It connects me with my parents through similar experiences. My parents made New York City their home after migrating from Hong Kong in the 1970s. My mother found a job as a garment worker and worked her way up becoming the manager of her factory during the heydays of New York’s clothing manufacturing industry. My father was an electrician and contractor and leased an office on Hester Street where he stored all his tools. They earned low wages and worked long hours, often in unfavorable conditions. The 15-hour workdays were typical to them but they never complained. This was their American Dream: to have jobs that would support them and their two children. We would only see our parents at dinnertime where they would reinforce the value of education, “You don’t know how great you have it to be American-born. You must do well in school and go to college so you can make a better life for yourselves.”
Working at the restaurant allows me to connect with my working-class roots. Through my experiences of endless hours at work, the intense manual labor — to a degree of physical exhaustion — I am able to empathize the challenging life of my parents, and as immigrants in the United States. I realize how much my parents have sacrificed, how hard they have worked, to provide the lives my sister and I are blessed with today.
It helps me value each dollar. At an early age I understood the value of each dollar. Working alongside our mother on the assembly lines at her factory, my sister and I made $.05 cents for each garment we inspected for hanging threads. Twenty dollars earned on a Saturday was a big deal to me. I would immerse in thoughts of spending my hard-earned money on bags of cherry-flavored sour belts and packs of trading cards, unwrapping one with Grant Hill’s rookie card.
Despite my humble beginnings, I am part of a generation that craves costly gadgets and superfluous lifestyles. We have $500 smartphones ringing in our pockets, $400 pairs of John Varvatos adorning our feet, and $299 headphones hugging our ears. If material indulgences are not enough, we spend $100 on cover charge to see the latest DJ press play on an Apple Macbook, another $50 for a few cocktails to blur our vision. We listen to pompous songs that celebrate opulence like “making it rain” glorifying the tossing of money in the air and “Waking up in a New Bugatti”, a million-dollar car.
Working at the restaurant keeps me grounded. It reminds me the amount of sweat perspired, the chili oil stained on my work pants, the frustration endured from serving difficult patrons, and the restless nights from the soreness in my back—behind every single dollar. This teaches me how to spend my money. Before I run my credit card, I calculate the opportunity cost. How much of the world can I see with this money?
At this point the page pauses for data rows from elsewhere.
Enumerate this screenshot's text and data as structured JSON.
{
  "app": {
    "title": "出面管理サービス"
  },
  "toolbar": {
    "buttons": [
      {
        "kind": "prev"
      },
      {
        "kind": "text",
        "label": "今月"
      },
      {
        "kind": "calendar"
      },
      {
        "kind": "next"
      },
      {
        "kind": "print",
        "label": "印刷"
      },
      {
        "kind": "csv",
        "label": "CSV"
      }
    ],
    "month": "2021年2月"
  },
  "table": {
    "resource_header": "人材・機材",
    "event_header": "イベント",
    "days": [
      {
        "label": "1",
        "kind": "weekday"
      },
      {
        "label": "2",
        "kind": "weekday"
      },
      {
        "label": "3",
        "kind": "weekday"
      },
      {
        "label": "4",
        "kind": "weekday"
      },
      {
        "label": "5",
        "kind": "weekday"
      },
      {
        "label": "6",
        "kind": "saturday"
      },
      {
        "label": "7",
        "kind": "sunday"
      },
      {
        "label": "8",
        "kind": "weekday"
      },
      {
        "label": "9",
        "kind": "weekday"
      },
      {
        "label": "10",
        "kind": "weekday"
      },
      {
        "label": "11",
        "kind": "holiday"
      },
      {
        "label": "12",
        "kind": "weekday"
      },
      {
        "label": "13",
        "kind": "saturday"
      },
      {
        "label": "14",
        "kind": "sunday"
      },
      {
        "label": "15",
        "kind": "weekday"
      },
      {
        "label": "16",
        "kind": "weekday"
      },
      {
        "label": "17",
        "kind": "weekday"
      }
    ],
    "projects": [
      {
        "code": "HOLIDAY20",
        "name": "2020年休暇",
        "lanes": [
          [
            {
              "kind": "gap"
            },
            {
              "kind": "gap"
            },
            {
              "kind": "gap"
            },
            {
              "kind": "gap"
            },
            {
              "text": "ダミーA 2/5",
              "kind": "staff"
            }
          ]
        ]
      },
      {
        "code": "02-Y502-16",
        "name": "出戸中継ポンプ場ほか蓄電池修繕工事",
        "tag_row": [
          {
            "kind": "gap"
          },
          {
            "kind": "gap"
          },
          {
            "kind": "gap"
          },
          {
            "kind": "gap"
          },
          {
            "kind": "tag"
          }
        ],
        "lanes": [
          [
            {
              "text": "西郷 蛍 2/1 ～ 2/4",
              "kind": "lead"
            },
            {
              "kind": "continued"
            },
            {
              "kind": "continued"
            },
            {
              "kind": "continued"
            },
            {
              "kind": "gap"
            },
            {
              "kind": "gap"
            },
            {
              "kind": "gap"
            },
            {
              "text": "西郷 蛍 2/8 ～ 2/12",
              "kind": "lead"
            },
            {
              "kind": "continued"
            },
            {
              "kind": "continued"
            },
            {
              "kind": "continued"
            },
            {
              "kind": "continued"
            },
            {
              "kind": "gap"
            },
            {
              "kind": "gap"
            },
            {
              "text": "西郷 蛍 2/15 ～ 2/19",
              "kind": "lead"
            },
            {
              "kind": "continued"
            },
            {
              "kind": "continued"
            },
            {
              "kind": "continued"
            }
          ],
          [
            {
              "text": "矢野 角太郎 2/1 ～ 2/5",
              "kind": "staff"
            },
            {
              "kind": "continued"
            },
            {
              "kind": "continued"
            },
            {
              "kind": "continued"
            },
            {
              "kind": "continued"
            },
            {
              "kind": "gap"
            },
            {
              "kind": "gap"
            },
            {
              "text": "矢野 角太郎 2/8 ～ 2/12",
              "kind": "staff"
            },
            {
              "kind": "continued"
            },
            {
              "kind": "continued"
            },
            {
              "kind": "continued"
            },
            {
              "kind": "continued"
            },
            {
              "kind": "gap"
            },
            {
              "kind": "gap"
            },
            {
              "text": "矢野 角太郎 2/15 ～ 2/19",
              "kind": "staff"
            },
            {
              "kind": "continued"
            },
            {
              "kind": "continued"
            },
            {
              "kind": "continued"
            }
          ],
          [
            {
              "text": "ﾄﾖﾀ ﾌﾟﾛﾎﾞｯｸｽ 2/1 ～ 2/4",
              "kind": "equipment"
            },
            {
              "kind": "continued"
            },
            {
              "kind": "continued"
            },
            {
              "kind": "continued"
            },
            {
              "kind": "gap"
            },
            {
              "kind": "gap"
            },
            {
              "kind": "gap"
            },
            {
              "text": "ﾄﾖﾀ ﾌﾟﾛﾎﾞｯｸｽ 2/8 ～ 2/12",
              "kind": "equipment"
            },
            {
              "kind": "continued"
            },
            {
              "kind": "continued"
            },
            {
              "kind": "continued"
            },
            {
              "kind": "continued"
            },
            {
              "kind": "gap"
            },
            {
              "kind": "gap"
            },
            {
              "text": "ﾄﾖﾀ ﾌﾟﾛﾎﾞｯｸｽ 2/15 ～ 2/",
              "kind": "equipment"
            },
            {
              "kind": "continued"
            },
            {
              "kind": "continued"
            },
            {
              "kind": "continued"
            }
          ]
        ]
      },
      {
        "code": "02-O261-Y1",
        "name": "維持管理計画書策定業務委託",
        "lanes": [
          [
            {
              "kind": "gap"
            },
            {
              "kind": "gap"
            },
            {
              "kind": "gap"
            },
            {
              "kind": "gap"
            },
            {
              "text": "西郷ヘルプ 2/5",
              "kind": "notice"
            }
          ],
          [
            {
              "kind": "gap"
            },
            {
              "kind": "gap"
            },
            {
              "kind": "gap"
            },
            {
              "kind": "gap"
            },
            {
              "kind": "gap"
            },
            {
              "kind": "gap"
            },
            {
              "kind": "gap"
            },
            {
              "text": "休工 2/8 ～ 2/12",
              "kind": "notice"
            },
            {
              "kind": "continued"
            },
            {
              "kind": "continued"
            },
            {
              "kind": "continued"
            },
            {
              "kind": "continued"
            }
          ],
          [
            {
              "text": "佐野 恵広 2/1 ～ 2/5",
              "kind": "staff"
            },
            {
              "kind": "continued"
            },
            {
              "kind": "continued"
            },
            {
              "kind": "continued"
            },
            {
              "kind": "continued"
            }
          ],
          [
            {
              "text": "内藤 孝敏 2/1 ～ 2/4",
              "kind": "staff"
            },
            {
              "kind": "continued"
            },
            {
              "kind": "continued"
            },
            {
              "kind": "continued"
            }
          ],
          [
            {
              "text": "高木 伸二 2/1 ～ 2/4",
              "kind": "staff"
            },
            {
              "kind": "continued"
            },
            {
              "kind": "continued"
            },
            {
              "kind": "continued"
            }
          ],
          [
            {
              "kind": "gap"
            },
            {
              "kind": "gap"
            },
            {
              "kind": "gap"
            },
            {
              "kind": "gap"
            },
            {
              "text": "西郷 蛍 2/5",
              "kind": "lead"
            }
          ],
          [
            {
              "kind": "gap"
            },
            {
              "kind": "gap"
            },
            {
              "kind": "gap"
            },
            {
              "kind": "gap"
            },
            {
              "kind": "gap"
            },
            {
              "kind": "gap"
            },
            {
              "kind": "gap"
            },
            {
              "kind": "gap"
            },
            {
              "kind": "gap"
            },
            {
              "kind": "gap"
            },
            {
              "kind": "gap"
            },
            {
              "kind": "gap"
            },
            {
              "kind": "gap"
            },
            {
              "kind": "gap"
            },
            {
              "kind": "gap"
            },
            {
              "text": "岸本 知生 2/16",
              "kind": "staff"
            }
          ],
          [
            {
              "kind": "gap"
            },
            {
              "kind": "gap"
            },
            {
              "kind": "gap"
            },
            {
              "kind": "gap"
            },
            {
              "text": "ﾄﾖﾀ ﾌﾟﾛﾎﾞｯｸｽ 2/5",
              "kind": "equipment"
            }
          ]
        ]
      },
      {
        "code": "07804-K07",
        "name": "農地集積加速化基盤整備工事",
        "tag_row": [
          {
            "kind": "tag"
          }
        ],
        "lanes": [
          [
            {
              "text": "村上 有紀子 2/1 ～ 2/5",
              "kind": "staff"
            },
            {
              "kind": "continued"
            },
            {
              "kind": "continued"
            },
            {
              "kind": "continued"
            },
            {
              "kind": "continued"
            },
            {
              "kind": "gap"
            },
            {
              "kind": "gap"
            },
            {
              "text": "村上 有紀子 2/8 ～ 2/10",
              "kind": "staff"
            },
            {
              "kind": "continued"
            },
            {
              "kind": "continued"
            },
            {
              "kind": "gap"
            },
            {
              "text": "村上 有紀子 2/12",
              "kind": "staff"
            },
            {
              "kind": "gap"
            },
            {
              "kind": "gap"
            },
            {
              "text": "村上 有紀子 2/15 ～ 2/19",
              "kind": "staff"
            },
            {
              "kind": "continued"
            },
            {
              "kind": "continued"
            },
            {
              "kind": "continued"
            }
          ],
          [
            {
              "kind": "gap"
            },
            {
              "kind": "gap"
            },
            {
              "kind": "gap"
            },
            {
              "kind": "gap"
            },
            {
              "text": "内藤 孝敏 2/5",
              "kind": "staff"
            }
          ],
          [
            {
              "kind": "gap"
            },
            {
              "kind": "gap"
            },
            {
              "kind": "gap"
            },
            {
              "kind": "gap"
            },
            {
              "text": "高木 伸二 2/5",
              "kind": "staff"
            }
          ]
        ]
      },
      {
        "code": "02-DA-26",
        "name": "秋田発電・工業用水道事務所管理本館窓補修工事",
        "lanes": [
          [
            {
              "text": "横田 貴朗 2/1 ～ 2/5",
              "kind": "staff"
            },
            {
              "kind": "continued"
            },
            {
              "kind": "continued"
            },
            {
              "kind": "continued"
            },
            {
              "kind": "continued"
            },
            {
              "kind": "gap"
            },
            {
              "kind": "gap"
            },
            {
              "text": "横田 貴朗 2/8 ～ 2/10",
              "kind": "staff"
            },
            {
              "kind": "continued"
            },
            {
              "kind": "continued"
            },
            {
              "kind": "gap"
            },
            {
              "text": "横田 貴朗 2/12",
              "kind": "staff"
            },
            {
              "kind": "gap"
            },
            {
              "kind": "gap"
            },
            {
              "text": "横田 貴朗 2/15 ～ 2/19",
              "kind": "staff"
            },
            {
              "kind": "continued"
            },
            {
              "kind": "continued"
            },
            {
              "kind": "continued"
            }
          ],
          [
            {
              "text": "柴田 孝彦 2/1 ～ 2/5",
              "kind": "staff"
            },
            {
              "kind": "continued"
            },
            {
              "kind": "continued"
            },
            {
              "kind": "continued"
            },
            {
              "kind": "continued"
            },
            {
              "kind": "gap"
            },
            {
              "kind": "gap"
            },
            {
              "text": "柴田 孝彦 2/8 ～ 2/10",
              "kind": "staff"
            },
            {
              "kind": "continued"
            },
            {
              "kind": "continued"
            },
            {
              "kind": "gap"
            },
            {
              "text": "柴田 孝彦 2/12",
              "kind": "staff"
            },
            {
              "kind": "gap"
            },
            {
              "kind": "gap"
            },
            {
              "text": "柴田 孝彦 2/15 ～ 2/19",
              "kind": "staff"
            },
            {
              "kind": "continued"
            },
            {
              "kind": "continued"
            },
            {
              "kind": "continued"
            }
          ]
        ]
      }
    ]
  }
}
Should I take my mother out to a nice dinner and Broadway show with this money instead? Or should invest this money into a large-cap mutual fund?
The greatest life lessons I have learned are not during the times of comfort, rather during the ones of difficulty. It was the German Philosopher Friedrich Nietzsche who wrote, “That which does not kill us makes us stronger”, a quote commonly used to recruit young men and women into our military. After graduating from Columbia University, I was blessed with a job that allowed me to work and live comfortably. However, I yearned for a challenge. I wanted a job in which the long hours and laborious demands would develop character, build strength, and enrich all other aspects of my life—lessons I cannot buy anywhere else at any dollar amount, let alone $3.25 an hour.